Assignment: Report how many lines in the data below hold "menu", with no other words.

Stored data:
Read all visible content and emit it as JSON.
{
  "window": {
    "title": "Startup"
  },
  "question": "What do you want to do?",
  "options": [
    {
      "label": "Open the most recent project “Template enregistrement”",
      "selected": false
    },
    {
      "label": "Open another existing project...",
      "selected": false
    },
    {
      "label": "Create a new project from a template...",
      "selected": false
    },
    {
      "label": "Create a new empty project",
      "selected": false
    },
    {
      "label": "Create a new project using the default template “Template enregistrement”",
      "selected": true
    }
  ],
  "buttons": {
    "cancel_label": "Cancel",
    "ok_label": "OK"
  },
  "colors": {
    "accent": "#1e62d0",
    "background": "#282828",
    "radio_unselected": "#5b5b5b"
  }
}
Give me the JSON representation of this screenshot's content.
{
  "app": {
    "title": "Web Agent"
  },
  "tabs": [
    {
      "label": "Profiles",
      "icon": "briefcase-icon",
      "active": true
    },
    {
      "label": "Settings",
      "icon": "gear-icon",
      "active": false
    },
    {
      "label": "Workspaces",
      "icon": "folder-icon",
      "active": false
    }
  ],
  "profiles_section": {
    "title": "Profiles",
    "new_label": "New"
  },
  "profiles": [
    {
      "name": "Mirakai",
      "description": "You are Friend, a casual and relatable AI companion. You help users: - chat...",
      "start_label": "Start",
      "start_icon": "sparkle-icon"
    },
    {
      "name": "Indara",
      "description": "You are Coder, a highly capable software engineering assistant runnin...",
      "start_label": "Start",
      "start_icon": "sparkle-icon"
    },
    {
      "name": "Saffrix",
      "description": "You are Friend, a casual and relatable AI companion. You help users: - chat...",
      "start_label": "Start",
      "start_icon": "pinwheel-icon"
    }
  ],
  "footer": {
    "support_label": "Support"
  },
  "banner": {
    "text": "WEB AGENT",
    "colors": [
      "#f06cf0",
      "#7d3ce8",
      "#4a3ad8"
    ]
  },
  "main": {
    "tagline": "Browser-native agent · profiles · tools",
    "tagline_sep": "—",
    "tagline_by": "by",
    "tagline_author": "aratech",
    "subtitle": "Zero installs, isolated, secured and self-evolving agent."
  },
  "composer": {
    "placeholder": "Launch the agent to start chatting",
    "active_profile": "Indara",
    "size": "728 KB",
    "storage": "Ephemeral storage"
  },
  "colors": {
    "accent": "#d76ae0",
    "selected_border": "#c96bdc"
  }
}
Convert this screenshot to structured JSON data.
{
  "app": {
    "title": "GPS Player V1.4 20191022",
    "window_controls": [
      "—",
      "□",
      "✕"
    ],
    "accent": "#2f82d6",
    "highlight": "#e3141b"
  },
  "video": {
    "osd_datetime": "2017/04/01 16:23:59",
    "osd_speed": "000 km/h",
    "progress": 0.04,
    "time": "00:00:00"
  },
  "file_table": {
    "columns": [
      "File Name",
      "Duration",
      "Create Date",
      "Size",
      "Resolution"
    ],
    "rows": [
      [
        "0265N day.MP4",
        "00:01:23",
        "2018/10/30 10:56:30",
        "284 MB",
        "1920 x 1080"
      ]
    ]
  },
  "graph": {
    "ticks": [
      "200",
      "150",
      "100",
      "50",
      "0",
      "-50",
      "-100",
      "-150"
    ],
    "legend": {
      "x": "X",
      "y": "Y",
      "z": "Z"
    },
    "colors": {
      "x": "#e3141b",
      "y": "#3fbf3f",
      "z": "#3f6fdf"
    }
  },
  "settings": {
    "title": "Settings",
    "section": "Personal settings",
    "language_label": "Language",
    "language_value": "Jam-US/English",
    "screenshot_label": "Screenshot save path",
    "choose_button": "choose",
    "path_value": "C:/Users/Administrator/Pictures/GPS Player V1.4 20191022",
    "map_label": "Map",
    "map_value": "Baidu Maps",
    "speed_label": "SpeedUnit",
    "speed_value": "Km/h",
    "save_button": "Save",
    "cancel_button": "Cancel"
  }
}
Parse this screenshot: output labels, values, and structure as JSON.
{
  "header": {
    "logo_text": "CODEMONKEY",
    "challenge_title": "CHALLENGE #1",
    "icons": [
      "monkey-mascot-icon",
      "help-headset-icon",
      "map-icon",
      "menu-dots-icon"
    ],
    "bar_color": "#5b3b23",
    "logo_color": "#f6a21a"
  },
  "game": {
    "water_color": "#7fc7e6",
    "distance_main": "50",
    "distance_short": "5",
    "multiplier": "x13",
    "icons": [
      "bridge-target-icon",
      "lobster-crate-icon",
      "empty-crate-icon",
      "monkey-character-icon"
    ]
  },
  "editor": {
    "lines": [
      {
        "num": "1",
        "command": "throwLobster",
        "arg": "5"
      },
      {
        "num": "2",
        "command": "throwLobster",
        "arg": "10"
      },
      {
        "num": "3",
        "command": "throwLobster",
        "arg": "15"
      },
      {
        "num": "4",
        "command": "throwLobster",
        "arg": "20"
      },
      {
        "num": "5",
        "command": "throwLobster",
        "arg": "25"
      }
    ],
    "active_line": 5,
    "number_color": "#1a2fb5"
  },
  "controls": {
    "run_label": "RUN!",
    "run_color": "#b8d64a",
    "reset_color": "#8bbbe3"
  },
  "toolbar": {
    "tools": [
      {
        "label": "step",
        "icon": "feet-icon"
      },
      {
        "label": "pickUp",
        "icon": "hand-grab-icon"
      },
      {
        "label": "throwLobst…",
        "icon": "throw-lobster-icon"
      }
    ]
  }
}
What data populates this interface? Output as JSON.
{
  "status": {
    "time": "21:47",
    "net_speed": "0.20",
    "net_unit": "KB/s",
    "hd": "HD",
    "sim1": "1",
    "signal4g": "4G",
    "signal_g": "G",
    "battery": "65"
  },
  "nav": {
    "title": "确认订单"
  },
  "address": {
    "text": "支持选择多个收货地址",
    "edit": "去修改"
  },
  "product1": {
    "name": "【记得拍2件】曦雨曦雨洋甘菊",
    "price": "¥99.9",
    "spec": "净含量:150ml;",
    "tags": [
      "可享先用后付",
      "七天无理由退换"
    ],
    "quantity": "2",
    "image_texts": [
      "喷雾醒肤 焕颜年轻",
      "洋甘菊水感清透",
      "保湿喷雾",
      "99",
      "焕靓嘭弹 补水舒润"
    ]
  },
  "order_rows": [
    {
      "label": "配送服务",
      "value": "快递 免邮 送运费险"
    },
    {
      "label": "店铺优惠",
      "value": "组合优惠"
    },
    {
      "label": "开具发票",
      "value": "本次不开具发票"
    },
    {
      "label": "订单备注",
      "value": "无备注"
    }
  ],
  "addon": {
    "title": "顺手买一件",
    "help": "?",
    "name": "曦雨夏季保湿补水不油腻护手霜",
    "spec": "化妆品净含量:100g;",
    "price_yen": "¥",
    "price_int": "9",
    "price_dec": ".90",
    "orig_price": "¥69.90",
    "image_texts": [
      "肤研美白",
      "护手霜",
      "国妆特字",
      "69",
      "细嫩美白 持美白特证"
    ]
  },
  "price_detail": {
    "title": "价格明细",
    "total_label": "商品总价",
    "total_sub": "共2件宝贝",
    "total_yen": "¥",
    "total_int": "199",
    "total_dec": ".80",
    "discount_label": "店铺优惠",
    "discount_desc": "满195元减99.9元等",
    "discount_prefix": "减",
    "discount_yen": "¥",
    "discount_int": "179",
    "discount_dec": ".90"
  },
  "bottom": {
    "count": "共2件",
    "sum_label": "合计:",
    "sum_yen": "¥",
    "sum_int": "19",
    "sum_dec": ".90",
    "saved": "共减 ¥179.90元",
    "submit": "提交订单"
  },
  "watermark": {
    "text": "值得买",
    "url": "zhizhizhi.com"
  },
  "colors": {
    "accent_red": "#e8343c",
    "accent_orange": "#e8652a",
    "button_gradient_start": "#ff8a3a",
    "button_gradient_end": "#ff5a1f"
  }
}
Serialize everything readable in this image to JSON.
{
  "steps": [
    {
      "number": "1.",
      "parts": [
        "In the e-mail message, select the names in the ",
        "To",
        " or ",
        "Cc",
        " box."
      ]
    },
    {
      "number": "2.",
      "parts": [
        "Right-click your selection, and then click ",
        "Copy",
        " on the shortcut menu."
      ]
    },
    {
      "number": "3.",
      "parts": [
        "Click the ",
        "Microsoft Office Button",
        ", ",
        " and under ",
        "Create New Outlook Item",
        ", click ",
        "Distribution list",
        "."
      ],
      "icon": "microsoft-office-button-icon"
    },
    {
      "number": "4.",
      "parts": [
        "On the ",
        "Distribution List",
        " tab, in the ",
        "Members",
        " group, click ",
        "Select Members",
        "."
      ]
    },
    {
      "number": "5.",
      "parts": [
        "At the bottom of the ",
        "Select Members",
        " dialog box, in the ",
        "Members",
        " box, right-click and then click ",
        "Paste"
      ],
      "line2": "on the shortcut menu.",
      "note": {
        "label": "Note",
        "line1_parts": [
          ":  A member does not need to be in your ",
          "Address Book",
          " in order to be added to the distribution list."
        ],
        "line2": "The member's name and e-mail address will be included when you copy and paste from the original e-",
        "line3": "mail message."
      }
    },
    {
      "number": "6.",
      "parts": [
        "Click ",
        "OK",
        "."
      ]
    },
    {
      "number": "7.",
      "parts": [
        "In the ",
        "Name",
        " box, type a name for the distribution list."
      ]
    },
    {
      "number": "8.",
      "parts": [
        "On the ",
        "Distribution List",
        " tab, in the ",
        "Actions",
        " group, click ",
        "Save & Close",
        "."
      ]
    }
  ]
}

Result: 3